=== Section Start ===
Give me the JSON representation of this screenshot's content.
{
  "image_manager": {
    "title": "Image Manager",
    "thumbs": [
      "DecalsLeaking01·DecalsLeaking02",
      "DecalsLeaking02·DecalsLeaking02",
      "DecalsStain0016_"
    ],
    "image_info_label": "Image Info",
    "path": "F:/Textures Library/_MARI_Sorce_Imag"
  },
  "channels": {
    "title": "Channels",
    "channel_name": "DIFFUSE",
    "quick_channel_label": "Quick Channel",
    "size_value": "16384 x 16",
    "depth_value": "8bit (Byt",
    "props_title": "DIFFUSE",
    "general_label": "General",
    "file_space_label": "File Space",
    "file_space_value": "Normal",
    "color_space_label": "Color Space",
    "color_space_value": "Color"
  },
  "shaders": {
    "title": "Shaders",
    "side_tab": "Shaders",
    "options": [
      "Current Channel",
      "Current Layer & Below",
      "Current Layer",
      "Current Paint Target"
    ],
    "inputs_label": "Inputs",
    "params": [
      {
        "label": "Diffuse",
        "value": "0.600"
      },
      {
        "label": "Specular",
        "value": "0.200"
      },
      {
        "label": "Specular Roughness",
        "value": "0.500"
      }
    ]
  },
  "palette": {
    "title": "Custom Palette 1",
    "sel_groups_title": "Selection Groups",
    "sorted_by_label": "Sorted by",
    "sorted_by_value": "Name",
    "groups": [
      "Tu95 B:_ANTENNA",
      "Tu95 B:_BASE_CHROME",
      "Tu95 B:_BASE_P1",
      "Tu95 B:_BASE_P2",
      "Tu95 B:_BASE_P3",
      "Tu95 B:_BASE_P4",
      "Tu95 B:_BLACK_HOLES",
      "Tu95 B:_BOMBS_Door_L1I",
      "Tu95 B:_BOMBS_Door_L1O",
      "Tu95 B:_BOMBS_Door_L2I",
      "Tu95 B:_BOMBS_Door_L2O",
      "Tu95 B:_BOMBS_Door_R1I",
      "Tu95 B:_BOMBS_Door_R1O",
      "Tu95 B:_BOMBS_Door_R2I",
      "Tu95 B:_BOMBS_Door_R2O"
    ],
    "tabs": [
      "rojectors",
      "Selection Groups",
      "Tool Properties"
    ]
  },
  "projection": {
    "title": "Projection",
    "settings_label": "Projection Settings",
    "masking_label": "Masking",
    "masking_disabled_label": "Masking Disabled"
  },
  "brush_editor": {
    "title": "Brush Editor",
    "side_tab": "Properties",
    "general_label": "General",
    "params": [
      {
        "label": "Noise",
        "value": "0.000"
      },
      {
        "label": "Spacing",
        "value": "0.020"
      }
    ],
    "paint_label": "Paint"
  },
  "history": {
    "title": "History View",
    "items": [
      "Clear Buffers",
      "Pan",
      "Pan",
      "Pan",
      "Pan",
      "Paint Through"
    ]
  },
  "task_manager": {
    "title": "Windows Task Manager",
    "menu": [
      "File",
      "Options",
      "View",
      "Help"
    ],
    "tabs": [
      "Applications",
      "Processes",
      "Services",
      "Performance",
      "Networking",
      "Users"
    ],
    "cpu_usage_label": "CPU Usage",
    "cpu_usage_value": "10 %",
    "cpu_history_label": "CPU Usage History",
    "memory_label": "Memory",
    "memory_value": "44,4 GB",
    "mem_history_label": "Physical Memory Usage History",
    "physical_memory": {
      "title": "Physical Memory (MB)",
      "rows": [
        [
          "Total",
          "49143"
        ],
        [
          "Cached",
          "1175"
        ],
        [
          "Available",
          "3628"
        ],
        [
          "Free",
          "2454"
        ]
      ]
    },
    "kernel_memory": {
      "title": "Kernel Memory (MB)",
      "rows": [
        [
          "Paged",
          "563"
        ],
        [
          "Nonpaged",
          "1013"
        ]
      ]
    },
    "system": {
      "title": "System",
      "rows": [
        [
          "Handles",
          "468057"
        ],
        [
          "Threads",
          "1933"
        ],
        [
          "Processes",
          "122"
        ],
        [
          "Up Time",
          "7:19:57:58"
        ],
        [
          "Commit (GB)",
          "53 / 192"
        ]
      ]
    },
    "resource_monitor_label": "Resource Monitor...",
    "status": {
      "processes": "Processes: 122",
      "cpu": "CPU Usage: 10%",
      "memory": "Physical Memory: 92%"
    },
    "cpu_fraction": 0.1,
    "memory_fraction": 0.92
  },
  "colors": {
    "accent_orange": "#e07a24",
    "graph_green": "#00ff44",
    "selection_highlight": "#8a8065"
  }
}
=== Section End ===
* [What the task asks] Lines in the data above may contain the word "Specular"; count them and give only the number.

* [Response] 2